__Information__
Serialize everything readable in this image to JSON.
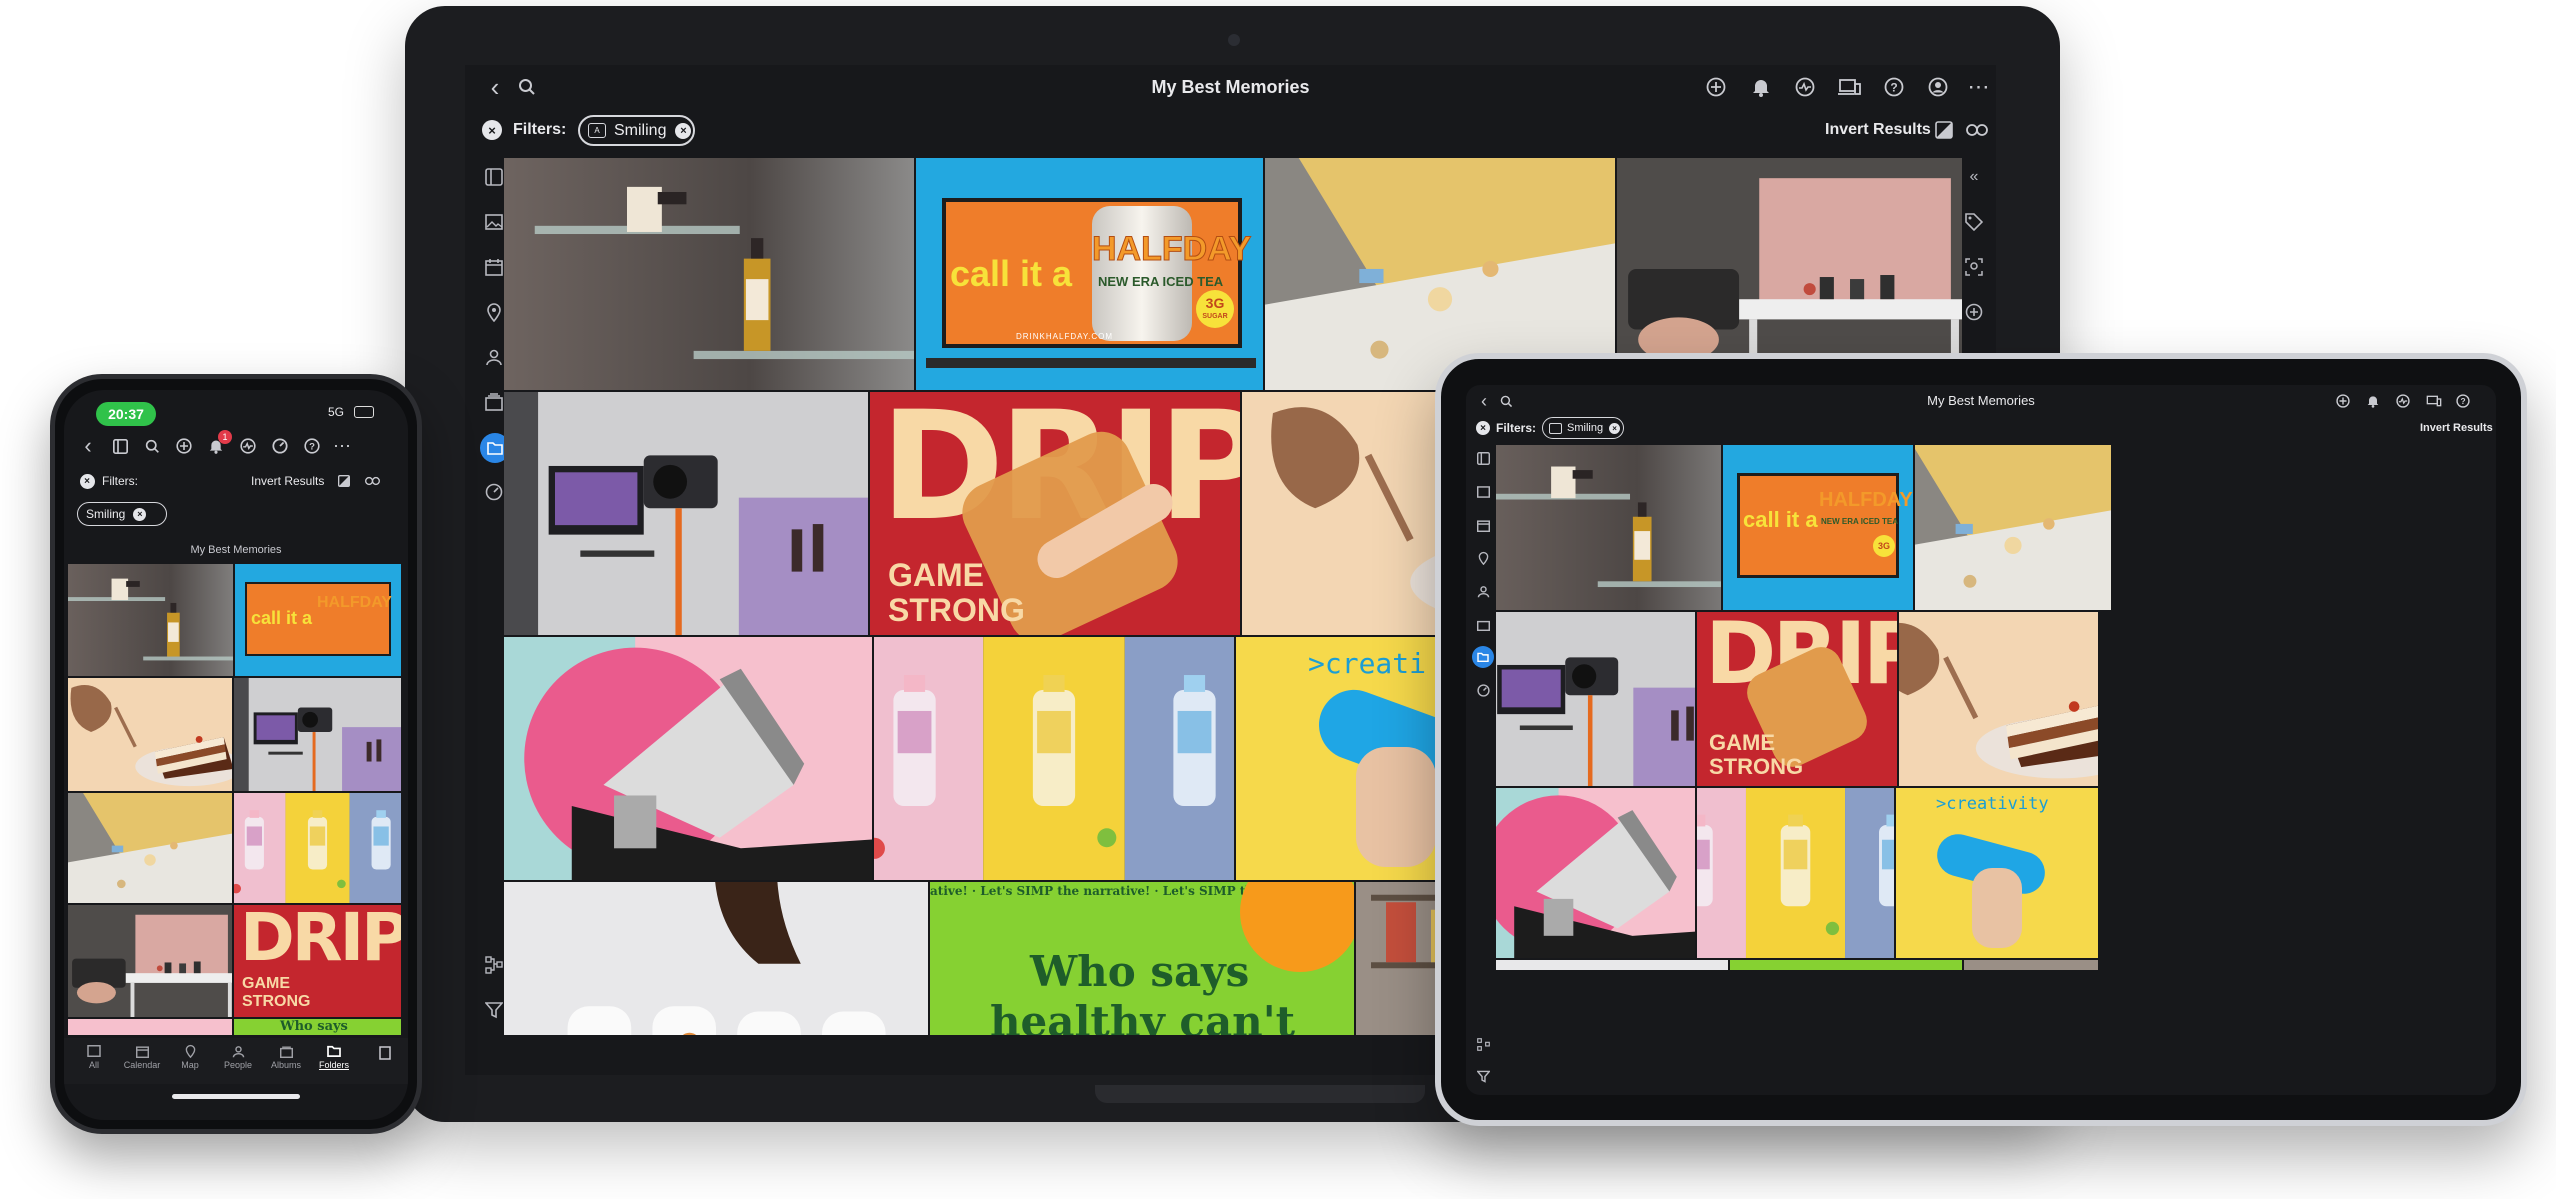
{
  "app": {
    "title": "My Best Memories",
    "filters_label": "Filters:",
    "filter_chip": "Smiling",
    "invert_results": "Invert Results",
    "accent": "#2a86e6",
    "background": "#17181b"
  },
  "phone": {
    "time": "20:37",
    "network": "5G",
    "notif_count": "1",
    "album_caption": "My Best Memories",
    "tabs": [
      {
        "label": "All",
        "icon": "image-icon"
      },
      {
        "label": "Calendar",
        "icon": "calendar-icon"
      },
      {
        "label": "Map",
        "icon": "map-pin-icon"
      },
      {
        "label": "People",
        "icon": "person-icon"
      },
      {
        "label": "Albums",
        "icon": "album-icon"
      },
      {
        "label": "Folders",
        "icon": "folder-icon",
        "active": true
      }
    ]
  },
  "tiles": {
    "halfday_line1": "call it a",
    "halfday_line2": "HALFDAY",
    "halfday_line3": "NEW ERA ICED TEA",
    "halfday_badge": "3G",
    "halfday_badge_sub": "SUGAR",
    "halfday_url": "DRINKHALFDAY.COM",
    "drip_title": "DRIP",
    "drip_sub1": "GAME",
    "drip_sub2": "STRONG",
    "creativity": ">creativity",
    "creativity_cut": ">creati",
    "who_says_1": "Who says",
    "who_says_2": "healthy can't",
    "narrative": "ative! · Let's SIMP the narrative! · Let's SIMP the narrati",
    "narrative_short": "Let's SIMP the narrative! · Let's SIMP the narrative!",
    "who_says_phone": "Who says"
  }
}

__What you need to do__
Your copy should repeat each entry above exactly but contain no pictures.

__Result of the exercise__
Serialize everything readable in this image to JSON.
{
  "app": {
    "title": "My Best Memories",
    "filters_label": "Filters:",
    "filter_chip": "Smiling",
    "invert_results": "Invert Results",
    "accent": "#2a86e6",
    "background": "#17181b"
  },
  "phone": {
    "time": "20:37",
    "network": "5G",
    "notif_count": "1",
    "album_caption": "My Best Memories",
    "tabs": [
      {
        "label": "All",
        "icon": "image-icon"
      },
      {
        "label": "Calendar",
        "icon": "calendar-icon"
      },
      {
        "label": "Map",
        "icon": "map-pin-icon"
      },
      {
        "label": "People",
        "icon": "person-icon"
      },
      {
        "label": "Albums",
        "icon": "album-icon"
      },
      {
        "label": "Folders",
        "icon": "folder-icon",
        "active": true
      }
    ]
  },
  "tiles": {
    "halfday_line1": "call it a",
    "halfday_line2": "HALFDAY",
    "halfday_line3": "NEW ERA ICED TEA",
    "halfday_badge": "3G",
    "halfday_badge_sub": "SUGAR",
    "halfday_url": "DRINKHALFDAY.COM",
    "drip_title": "DRIP",
    "drip_sub1": "GAME",
    "drip_sub2": "STRONG",
    "creativity": ">creativity",
    "creativity_cut": ">creati",
    "who_says_1": "Who says",
    "who_says_2": "healthy can't",
    "narrative": "ative! · Let's SIMP the narrative! · Let's SIMP the narrati",
    "narrative_short": "Let's SIMP the narrative! · Let's SIMP the narrative!",
    "who_says_phone": "Who says"
  }
}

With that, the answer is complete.